Ang: I do and I don’t. The thing we call critics are not really reviewers, they are not really critics. They don’t have the discipline to write what we would term as critique — it’s really just reviewers. They have a common man kind of taste. If you watch them overall, they are not different from the box-office. That’s my view. People and the audience matter, but sometimes you feel an injustice wherein they select quantity instead of quality. After all, does time matter, do words matter? Nothing really matters. You just do your best and leave it to other people. You might agree with them or be angry with them, but it will happen in its own way. You have to just be thankful that people pay you to make movies.
Ang: I’ll tell you my experience with the tiger trainer in this movie. I learnt so much about tigers and about life from this trainer. He ran away from home to be a tiger trainer when he was 16. He worked as a cleaner in a circus. And then two years later, his master just gave him a stick and told him to go inside the tiger’s cage. He did not know what exactly to do. The trainer told me stories of how he made the tiger understand what he meant and he and I were in tears while listening to his experience. Because I remember similar moments with me and actors — not that actors are like tigers (laughs). I had to cry like the trainer and hide because I could not explain to anyone what it felt like. I think when we have moments like that, nothing matters. I don’t know about faith, but I just know that when I’m out there filming, everything disappears, nothing else matters. You do what you like to do, you get the thrill, and you’re in the zone. And when you try to articulate it, it’s pretty painful as you don’t know what it is.

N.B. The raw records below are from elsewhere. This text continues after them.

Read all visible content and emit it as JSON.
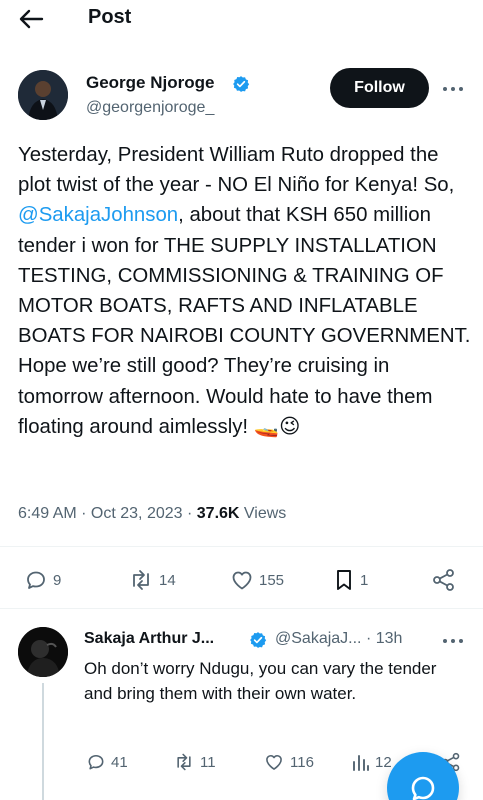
{
  "header": {
    "title": "Post"
  },
  "tweet": {
    "author_name": "George Njoroge",
    "author_handle": "@georgenjoroge_",
    "follow_label": "Follow",
    "body_before_mention": "Yesterday, President William Ruto dropped the plot twist of the year - NO El Niño for Kenya! So, ",
    "mention": "@SakajaJohnson",
    "body_after_mention": ", about that KSH 650 million tender i won for THE SUPPLY INSTALLATION TESTING, COMMISSIONING & TRAINING OF MOTOR BOATS, RAFTS AND INFLATABLE BOATS FOR NAIROBI COUNTY GOVERNMENT. Hope we’re still good? They’re cruising in tomorrow afternoon. Would hate to have them floating around aimlessly! ",
    "emoji": "🚤😉",
    "timestamp": "6:49 AM · Oct 23, 2023 · ",
    "views_count": "37.6K",
    "views_label": " Views",
    "stats": {
      "replies": "9",
      "reposts": "14",
      "likes": "155",
      "bookmarks": "1"
    }
  },
  "reply": {
    "author_name": "Sakaja Arthur J...",
    "author_handle": "@SakajaJ... · 13h",
    "body": "Oh don’t worry Ndugu, you can vary the tender and bring them with their own water.",
    "stats": {
      "replies": "41",
      "reposts": "11",
      "likes": "116",
      "views": "12"
    }
  },
  "colors": {
    "accent": "#1d9bf0",
    "verified": "#1d9bf0",
    "text": "#0f1419",
    "muted": "#536471"
  }
}
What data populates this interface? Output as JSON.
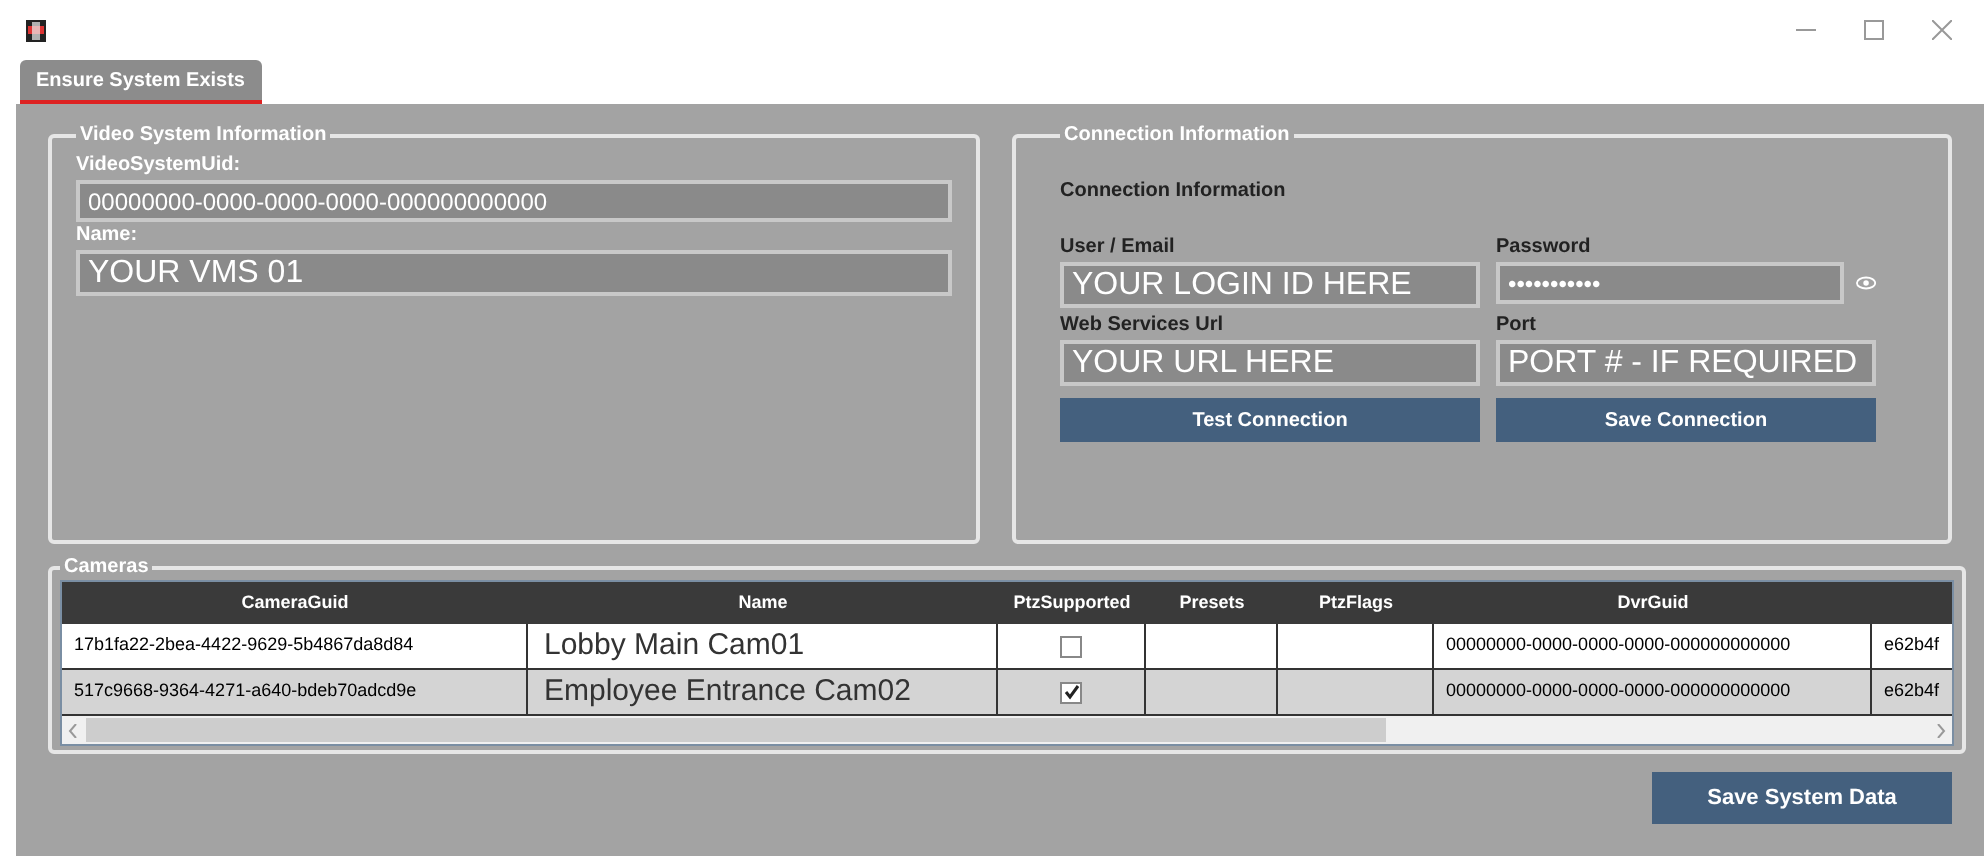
{
  "tabs": [
    {
      "label": "Ensure System Exists",
      "selected": true
    }
  ],
  "video_system": {
    "legend": "Video System Information",
    "uid_label": "VideoSystemUid:",
    "uid_value": "00000000-0000-0000-0000-000000000000",
    "name_label": "Name:",
    "name_value": "YOUR VMS 01"
  },
  "connection": {
    "legend": "Connection Information",
    "heading": "Connection Information",
    "user_label": "User / Email",
    "user_value": "YOUR LOGIN ID HERE",
    "password_label": "Password",
    "password_value": "•••••••••••",
    "url_label": "Web Services Url",
    "url_value": "YOUR URL HERE",
    "port_label": "Port",
    "port_value": "PORT # - IF REQUIRED",
    "buttons": [
      "Test Connection",
      "Save Connection"
    ]
  },
  "cameras": {
    "legend": "Cameras",
    "columns": [
      "CameraGuid",
      "Name",
      "PtzSupported",
      "Presets",
      "PtzFlags",
      "DvrGuid"
    ],
    "rows": [
      {
        "camera_guid": "17b1fa22-2bea-4422-9629-5b4867da8d84",
        "name": "Lobby Main Cam01",
        "ptz_supported": false,
        "dvr_guid": "00000000-0000-0000-0000-000000000000",
        "column_7": "e62b4f"
      },
      {
        "camera_guid": "517c9668-9364-4271-a640-bdeb70adcd9e",
        "name": "Employee Entrance Cam02",
        "ptz_supported": true,
        "dvr_guid": "00000000-0000-0000-0000-000000000000",
        "column_7": "e62b4f"
      }
    ]
  },
  "save_button": "Save System Data"
}
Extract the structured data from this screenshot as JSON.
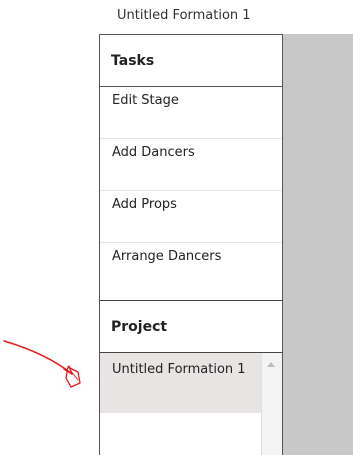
{
  "window": {
    "title": "Untitled Formation 1"
  },
  "tasks": {
    "header": "Tasks",
    "items": [
      {
        "label": "Edit Stage"
      },
      {
        "label": "Add Dancers"
      },
      {
        "label": "Add Props"
      },
      {
        "label": "Arrange Dancers"
      }
    ]
  },
  "project": {
    "header": "Project",
    "items": [
      {
        "label": "Untitled Formation 1",
        "selected": true
      }
    ]
  },
  "colors": {
    "selection": "#e7e4e3",
    "canvas_background": "#c8c8c8",
    "annotation": "#e02020"
  }
}
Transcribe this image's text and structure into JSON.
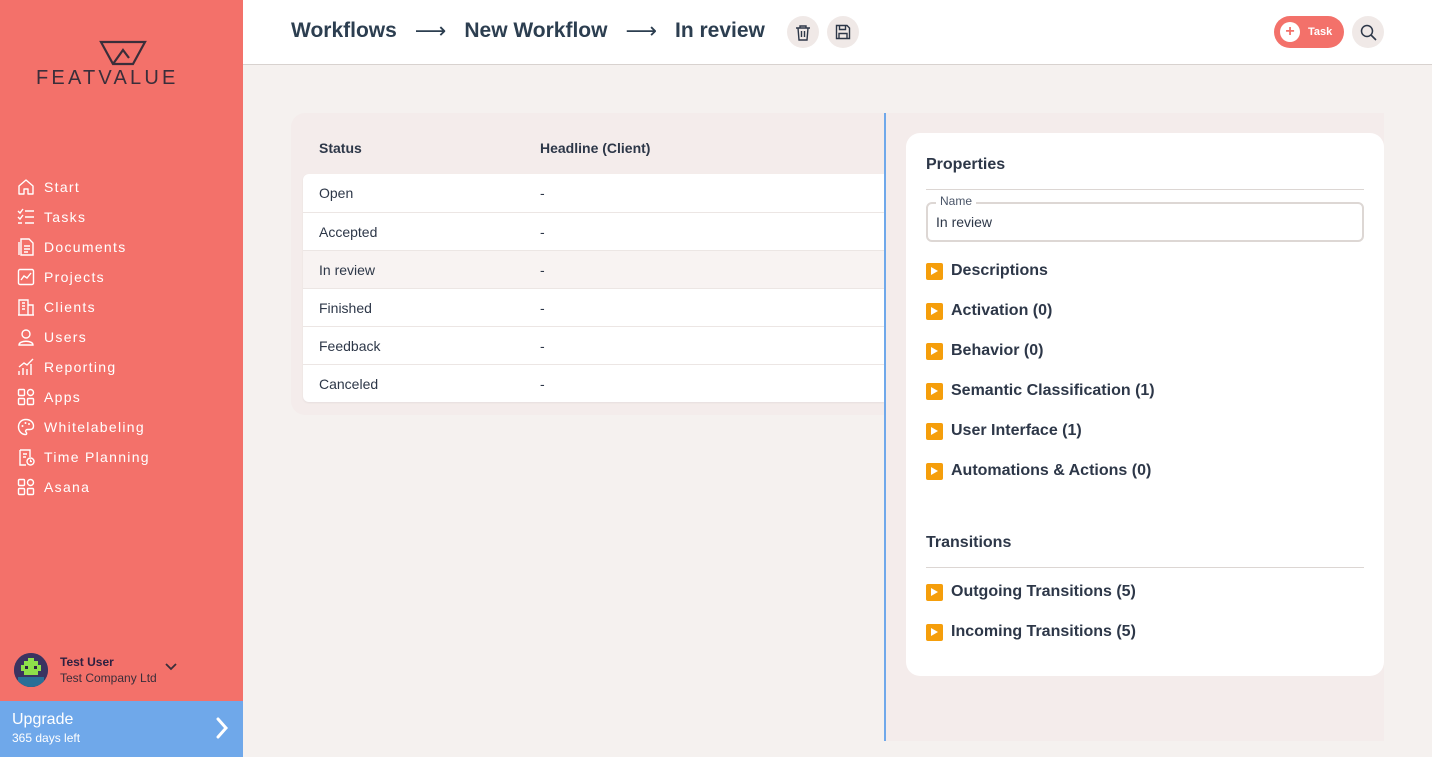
{
  "brand": {
    "logo_text": "FEATVALUE",
    "accent": "#f3716a",
    "upgrade_color": "#6fa8ea",
    "warning": "#f59e0b"
  },
  "sidebar": {
    "items": [
      {
        "label": "Start",
        "icon": "home-icon"
      },
      {
        "label": "Tasks",
        "icon": "tasks-icon"
      },
      {
        "label": "Documents",
        "icon": "documents-icon"
      },
      {
        "label": "Projects",
        "icon": "projects-icon"
      },
      {
        "label": "Clients",
        "icon": "clients-icon"
      },
      {
        "label": "Users",
        "icon": "user-icon"
      },
      {
        "label": "Reporting",
        "icon": "reporting-icon"
      },
      {
        "label": "Apps",
        "icon": "apps-icon"
      },
      {
        "label": "Whitelabeling",
        "icon": "palette-icon"
      },
      {
        "label": "Time Planning",
        "icon": "time-planning-icon"
      },
      {
        "label": "Asana",
        "icon": "apps-icon"
      }
    ],
    "user": {
      "name": "Test User",
      "company": "Test Company Ltd"
    },
    "upgrade": {
      "title": "Upgrade",
      "subtitle": "365 days left"
    }
  },
  "header": {
    "breadcrumbs": [
      "Workflows",
      "New Workflow",
      "In review"
    ],
    "arrow": "⟶",
    "task_button": "Task"
  },
  "table": {
    "columns": [
      "Status",
      "Headline (Client)"
    ],
    "rows": [
      {
        "status": "Open",
        "headline": "-"
      },
      {
        "status": "Accepted",
        "headline": "-"
      },
      {
        "status": "In review",
        "headline": "-"
      },
      {
        "status": "Finished",
        "headline": "-"
      },
      {
        "status": "Feedback",
        "headline": "-"
      },
      {
        "status": "Canceled",
        "headline": "-"
      }
    ],
    "selected": "In review"
  },
  "properties": {
    "title": "Properties",
    "name_label": "Name",
    "name_value": "In review",
    "sections": [
      "Descriptions",
      "Activation (0)",
      "Behavior (0)",
      "Semantic Classification (1)",
      "User Interface (1)",
      "Automations & Actions (0)"
    ]
  },
  "transitions": {
    "title": "Transitions",
    "sections": [
      "Outgoing Transitions (5)",
      "Incoming Transitions (5)"
    ]
  }
}
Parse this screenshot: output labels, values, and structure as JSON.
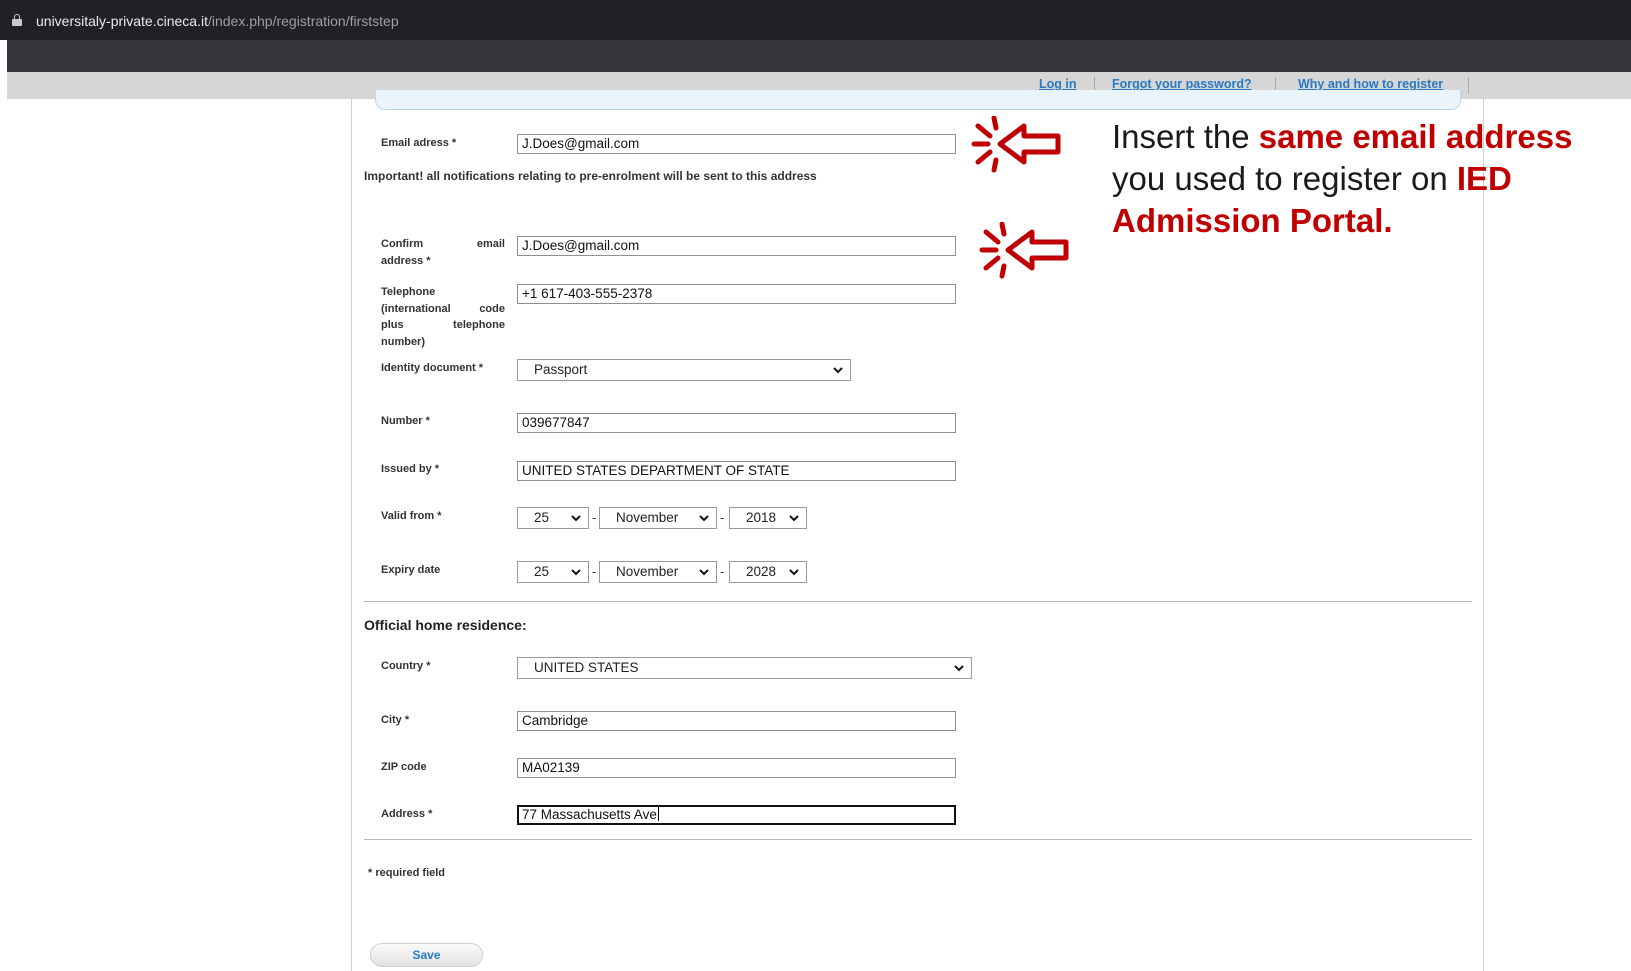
{
  "browser": {
    "url_domain": "universitaly-private.cineca.it",
    "url_path": "/index.php/registration/firststep"
  },
  "topnav": {
    "login": "Log in",
    "forgot_password": "Forgot your password?",
    "why_register": "Why and how to register"
  },
  "form": {
    "email": {
      "label": "Email adress *",
      "value": "J.Does@gmail.com"
    },
    "important_note": "Important! all notifications relating to pre-enrolment will be sent to this address",
    "confirm_email": {
      "label_line1": "Confirm email",
      "label_line2": "address *",
      "value": "J.Does@gmail.com"
    },
    "telephone": {
      "label_line1": "Telephone",
      "label_line2": "(international code",
      "label_line3": "plus telephone",
      "label_line4": "number)",
      "value": "+1 617-403-555-2378"
    },
    "identity_document": {
      "label": "Identity document *",
      "value": "Passport"
    },
    "number": {
      "label": "Number *",
      "value": "039677847"
    },
    "issued_by": {
      "label": "Issued by *",
      "value": "UNITED STATES DEPARTMENT OF STATE"
    },
    "valid_from": {
      "label": "Valid from *",
      "day": "25",
      "month": "November",
      "year": "2018"
    },
    "expiry_date": {
      "label": "Expiry date",
      "day": "25",
      "month": "November",
      "year": "2028"
    },
    "date_separator": "-"
  },
  "residence": {
    "title": "Official home residence:",
    "country": {
      "label": "Country *",
      "value": "UNITED STATES"
    },
    "city": {
      "label": "City *",
      "value": "Cambridge"
    },
    "zip": {
      "label": "ZIP code",
      "value": "MA02139"
    },
    "address": {
      "label": "Address *",
      "value": "77 Massachusetts Ave"
    }
  },
  "footer": {
    "required_note": "* required field",
    "save_label": "Save"
  },
  "annotation": {
    "text_1": "Insert the ",
    "text_2": "same email address",
    "text_3": " you used to register on ",
    "text_4": "IED Admission Portal.",
    "accent_color": "#c00000"
  }
}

Karan: What is Ang Lee like on the morning of a big release?
Ang: I don’t know. For my earlier movies… There’s a theatre in Taipei which is called the Dragon’s Head. It’s the best theatre for Chinese language films and all the directors have a tradition that they have a haircut right before they go to the theatre (laughs). To have freshly cut hair is a sign of prosperity. Then they go to a coffee shop near the theatre and have coffee. Some directors even go as far as wearing red jackets. Red is a symbol for going high. So I did that a couple of times. I did not put on the jacket, but I did get a haircut and had a drink at the coffee shop (laughs). But that was then. I don’t do anything special now. Sometimes I just go for the movie to see how it plays for the audience. The audience doesn’t give a crap about what you’ve done to make the movie.
It’s not their concern.
Karan: Irrfan and Tabu are established names. Was it interesting to work with them?
Ang: Yes. They have so much respect from me. They are not the ones who said ‘yes’ to everything I said. They always made sure that what they were asked to do was okay. So I told them that it’s India, so you have to let me know. They are established actors. That’s why I don’t have anything to worry about. My main anxiety is that the reading is almost like a fable. I have worked on that story for the film and the script has been romanticised in the end. Since India is not home for me, my main anxiety is how people will receive the movie here. Will they raise their eyebrows or will they adore it? I don’t know.
Karan: I think India has always celebrated you. This is not a question but a statement. The audience has really respected your work over decades, not just because of your versatility but because of the bravery in your works. I have to be grateful to HT for bringing me to this platform with you. I think one of your lines that grew on me is that nothing matters. Really, what matters is what you put up there and there are so many people and opinions that surround you on a daily basis. Eventually you are alone with your film and no one actually can take that moment away.
Ang: I’ve found that you can never make a movie as good as it plays in people’s heads. So that is not something you can control. However the experience is the memory you can take home.